Charlottesville, VA Area Climate
Summers are warm, with daytime maximum temperatures averaging in the mid to upper 80’s, and lows in the 60’s. Maximum persisting dewpoints, which are a good measure of the expected levels of discomfort, are in the mid 70’s, and are in fact lower than they are in either Chicago or Minneapolis. Relative humidity in July along the western Piedmont strip is the lowest for the entire East Coast south of New England.
Winter high temperatures average in the upper 40’s, with lows in the upper 20’s. This is considerably warmer than areas immediately to the west at the same elevation. The severity of the Arctic outbreaks is substantially mitigated by the Blue Ridge, because of the downslope warming and increased sunshine. Record low temperatures immediately to the west of the Blue Ridge are nearly 15 degrees colder than they are in Charlottesville.
Atmospheric moisture usually originates either from the Gulf of Mexico or the Atlantic Ocean, and it contributes to fairly regular distribution of precipitation throughout the year. Summer average rainfall of 14 inches falls primarily during scattered afternoon and evening thunderstorms which are quite frequent (about 40 per year). However, they are usually quite weak by U.S. standards, as they are influenced by downward motion as they transit the Blue Ridge.
The immediate surrounding area averages 22 inches of snow per year, but residence time on the ground is quite short, with an average of only between ten and twenty days per year with more than an inch of snow reported on the ground. Snowfalls in the nearby mountains can be excessive, and colder temperatures assure a much more continuous snowpack. Using combinations of both natural and man-made “snow,” two highly successful ski resorts are in operation within 45 minutes drive.
The combination of abundant moisture and warm temperatures results in substantial agricultural productivity, with corn and soybean yields averaging approximately 75 and 25 bushels per acre, respectively. Many home gardeners take advantage of the long (approximately 200-day) growing season to plant multiple crops. Favorable average conditions also promote very lush vegetation which is particularly attractive in the fall.
Charlottesville is far enough from the ocean so that any rare tropical cyclones (including tropical storms and hurricanes) that affect the area are usually inconsequential, resulting mainly in beneficial rains.
This combination of factors suggests that Charlottesville and surrounding areas east of the Blue Ridge have one of the most desirable climates in the eastern United States.
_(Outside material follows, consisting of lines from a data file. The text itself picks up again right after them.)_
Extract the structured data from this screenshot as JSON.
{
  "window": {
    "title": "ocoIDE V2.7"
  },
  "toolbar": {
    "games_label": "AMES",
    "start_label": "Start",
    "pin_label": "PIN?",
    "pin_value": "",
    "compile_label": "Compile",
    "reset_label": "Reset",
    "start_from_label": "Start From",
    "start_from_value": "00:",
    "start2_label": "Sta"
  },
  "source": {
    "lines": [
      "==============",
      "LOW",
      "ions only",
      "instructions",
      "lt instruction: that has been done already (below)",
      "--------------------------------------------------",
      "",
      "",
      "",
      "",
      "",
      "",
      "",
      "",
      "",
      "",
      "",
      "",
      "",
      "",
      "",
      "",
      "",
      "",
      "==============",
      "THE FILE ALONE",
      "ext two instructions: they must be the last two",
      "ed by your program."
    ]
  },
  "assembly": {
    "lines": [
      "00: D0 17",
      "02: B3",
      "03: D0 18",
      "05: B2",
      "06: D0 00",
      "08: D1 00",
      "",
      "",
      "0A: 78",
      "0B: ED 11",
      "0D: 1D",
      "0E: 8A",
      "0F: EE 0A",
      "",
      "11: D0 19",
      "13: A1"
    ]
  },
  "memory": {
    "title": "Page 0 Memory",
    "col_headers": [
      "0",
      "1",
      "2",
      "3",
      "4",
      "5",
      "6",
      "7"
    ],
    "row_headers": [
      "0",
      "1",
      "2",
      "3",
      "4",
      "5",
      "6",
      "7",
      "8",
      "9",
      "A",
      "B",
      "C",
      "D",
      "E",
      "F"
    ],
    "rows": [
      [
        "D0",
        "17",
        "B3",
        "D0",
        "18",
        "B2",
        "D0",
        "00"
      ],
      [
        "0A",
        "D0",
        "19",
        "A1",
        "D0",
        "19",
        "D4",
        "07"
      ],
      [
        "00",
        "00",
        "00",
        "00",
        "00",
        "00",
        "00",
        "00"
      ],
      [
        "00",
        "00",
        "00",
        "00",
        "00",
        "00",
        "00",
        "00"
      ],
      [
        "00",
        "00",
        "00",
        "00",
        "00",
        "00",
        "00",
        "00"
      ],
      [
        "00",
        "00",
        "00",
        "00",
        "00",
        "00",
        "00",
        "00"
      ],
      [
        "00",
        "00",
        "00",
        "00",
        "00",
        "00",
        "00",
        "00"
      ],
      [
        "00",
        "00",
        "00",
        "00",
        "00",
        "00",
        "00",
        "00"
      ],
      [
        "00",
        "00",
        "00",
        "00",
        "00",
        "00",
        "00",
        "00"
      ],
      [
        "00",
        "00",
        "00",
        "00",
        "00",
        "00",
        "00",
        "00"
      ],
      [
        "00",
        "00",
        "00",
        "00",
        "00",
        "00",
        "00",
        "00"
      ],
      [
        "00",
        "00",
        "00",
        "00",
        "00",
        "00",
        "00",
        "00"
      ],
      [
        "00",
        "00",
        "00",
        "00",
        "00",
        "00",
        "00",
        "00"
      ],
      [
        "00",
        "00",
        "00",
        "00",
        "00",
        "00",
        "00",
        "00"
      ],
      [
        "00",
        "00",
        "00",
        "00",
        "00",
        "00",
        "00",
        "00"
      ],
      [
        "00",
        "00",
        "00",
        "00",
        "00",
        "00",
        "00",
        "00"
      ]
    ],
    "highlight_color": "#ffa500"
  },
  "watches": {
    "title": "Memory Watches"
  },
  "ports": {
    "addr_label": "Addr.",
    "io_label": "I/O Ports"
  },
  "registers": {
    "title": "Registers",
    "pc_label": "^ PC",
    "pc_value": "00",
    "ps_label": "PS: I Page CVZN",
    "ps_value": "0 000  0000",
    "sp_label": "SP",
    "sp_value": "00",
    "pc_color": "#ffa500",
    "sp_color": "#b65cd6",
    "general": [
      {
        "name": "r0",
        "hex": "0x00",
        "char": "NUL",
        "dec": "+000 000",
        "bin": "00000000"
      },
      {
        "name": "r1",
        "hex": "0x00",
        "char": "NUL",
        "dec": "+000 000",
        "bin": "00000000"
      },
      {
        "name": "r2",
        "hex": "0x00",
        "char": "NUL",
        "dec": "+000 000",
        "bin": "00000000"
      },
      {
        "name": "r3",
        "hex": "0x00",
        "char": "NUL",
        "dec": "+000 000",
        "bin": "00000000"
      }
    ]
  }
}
Thomas Jefferson, writing from nearby Monticello, and having traveled or read about all of the eastern U.S. wrote the following to Comte de Volney in 1797: “Indeed my experience in different parts of America convinces me that these mountains are the Eden of the U.S. for soil, climate, navigation, and health.”